Work request:
What lines in the entries below contain the word "title"? Copy all of them.

════

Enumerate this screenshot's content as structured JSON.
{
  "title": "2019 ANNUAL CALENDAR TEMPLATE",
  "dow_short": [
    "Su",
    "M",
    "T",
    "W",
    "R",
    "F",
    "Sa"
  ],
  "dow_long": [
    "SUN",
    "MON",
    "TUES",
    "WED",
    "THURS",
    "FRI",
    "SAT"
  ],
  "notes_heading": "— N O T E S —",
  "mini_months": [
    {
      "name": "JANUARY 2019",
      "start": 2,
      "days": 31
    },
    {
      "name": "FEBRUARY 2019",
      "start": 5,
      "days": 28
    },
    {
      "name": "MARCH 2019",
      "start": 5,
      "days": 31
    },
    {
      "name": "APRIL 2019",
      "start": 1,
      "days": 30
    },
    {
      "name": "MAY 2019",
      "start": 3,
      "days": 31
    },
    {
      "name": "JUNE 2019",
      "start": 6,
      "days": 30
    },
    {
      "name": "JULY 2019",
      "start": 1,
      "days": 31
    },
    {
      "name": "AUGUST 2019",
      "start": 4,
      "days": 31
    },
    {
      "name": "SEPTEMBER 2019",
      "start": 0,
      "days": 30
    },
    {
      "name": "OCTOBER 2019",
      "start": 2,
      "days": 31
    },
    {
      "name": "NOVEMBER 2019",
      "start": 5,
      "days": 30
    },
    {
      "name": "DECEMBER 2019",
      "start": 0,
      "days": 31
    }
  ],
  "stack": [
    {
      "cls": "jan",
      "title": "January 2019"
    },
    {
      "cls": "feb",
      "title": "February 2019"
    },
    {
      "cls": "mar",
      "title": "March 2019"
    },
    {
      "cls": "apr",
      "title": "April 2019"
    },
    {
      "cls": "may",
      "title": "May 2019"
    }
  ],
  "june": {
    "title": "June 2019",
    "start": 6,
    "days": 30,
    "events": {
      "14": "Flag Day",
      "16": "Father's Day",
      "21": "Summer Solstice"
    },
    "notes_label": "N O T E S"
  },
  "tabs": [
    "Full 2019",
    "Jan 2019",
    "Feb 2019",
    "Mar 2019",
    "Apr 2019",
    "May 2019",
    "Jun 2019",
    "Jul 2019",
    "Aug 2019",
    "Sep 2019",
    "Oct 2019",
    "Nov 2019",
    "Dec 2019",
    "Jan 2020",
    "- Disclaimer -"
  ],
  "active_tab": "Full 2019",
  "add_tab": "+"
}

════

Written solution:
  "title": "2019 ANNUAL CALENDAR TEMPLATE",
      "title": "January 2019"
      "title": "February 2019"
      "title": "March 2019"
      "title": "April 2019"
      "title": "May 2019"
    "title": "June 2019",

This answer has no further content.